**Provided records**.

****

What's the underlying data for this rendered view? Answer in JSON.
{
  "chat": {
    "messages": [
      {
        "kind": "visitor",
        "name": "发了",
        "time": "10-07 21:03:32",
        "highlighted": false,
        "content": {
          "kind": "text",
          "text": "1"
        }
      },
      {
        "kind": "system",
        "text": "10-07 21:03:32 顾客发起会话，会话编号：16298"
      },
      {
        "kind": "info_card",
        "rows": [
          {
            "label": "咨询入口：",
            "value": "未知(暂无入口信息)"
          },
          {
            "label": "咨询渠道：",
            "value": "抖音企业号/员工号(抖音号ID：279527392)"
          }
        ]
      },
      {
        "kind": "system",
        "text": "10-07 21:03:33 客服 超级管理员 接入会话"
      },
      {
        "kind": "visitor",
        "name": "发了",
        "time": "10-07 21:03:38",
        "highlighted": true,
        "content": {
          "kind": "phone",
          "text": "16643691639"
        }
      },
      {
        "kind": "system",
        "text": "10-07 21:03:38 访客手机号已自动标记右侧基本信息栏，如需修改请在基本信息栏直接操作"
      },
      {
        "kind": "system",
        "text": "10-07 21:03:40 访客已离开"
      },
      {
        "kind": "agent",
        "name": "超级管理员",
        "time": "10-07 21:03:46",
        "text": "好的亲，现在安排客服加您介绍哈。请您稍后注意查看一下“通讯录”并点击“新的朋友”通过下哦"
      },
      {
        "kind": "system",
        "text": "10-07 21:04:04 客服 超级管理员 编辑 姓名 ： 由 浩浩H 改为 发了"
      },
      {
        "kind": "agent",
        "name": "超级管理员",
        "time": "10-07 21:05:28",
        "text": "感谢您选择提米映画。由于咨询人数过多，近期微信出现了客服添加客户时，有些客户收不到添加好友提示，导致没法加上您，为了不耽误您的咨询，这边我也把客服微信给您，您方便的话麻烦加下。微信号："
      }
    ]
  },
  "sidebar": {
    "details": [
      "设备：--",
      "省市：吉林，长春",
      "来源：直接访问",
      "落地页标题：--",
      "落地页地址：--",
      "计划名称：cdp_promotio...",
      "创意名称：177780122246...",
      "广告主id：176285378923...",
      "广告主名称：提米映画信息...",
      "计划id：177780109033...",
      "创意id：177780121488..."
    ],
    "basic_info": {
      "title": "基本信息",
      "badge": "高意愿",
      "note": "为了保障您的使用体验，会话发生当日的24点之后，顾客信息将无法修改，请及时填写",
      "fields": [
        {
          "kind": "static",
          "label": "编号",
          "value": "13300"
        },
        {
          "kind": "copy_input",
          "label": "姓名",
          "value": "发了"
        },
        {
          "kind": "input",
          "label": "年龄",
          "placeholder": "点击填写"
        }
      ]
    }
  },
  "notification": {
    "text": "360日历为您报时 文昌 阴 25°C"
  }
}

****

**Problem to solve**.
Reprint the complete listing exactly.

**Task solution**.
What's the underlying data for this rendered view? Answer in JSON.
{
  "chat": {
    "messages": [
      {
        "kind": "visitor",
        "name": "发了",
        "time": "10-07 21:03:32",
        "highlighted": false,
        "content": {
          "kind": "text",
          "text": "1"
        }
      },
      {
        "kind": "system",
        "text": "10-07 21:03:32 顾客发起会话，会话编号：16298"
      },
      {
        "kind": "info_card",
        "rows": [
          {
            "label": "咨询入口：",
            "value": "未知(暂无入口信息)"
          },
          {
            "label": "咨询渠道：",
            "value": "抖音企业号/员工号(抖音号ID：279527392)"
          }
        ]
      },
      {
        "kind": "system",
        "text": "10-07 21:03:33 客服 超级管理员 接入会话"
      },
      {
        "kind": "visitor",
        "name": "发了",
        "time": "10-07 21:03:38",
        "highlighted": true,
        "content": {
          "kind": "phone",
          "text": "16643691639"
        }
      },
      {
        "kind": "system",
        "text": "10-07 21:03:38 访客手机号已自动标记右侧基本信息栏，如需修改请在基本信息栏直接操作"
      },
      {
        "kind": "system",
        "text": "10-07 21:03:40 访客已离开"
      },
      {
        "kind": "agent",
        "name": "超级管理员",
        "time": "10-07 21:03:46",
        "text": "好的亲，现在安排客服加您介绍哈。请您稍后注意查看一下“通讯录”并点击“新的朋友”通过下哦"
      },
      {
        "kind": "system",
        "text": "10-07 21:04:04 客服 超级管理员 编辑 姓名 ： 由 浩浩H 改为 发了"
      },
      {
        "kind": "agent",
        "name": "超级管理员",
        "time": "10-07 21:05:28",
        "text": "感谢您选择提米映画。由于咨询人数过多，近期微信出现了客服添加客户时，有些客户收不到添加好友提示，导致没法加上您，为了不耽误您的咨询，这边我也把客服微信给您，您方便的话麻烦加下。微信号："
      }
    ]
  },
  "sidebar": {
    "details": [
      "设备：--",
      "省市：吉林，长春",
      "来源：直接访问",
      "落地页标题：--",
      "落地页地址：--",
      "计划名称：cdp_promotio...",
      "创意名称：177780122246...",
      "广告主id：176285378923...",
      "广告主名称：提米映画信息...",
      "计划id：177780109033...",
      "创意id：177780121488..."
    ],
    "basic_info": {
      "title": "基本信息",
      "badge": "高意愿",
      "note": "为了保障您的使用体验，会话发生当日的24点之后，顾客信息将无法修改，请及时填写",
      "fields": [
        {
          "kind": "static",
          "label": "编号",
          "value": "13300"
        },
        {
          "kind": "copy_input",
          "label": "姓名",
          "value": "发了"
        },
        {
          "kind": "input",
          "label": "年龄",
          "placeholder": "点击填写"
        }
      ]
    }
  },
  "notification": {
    "text": "360日历为您报时 文昌 阴 25°C"
  }
}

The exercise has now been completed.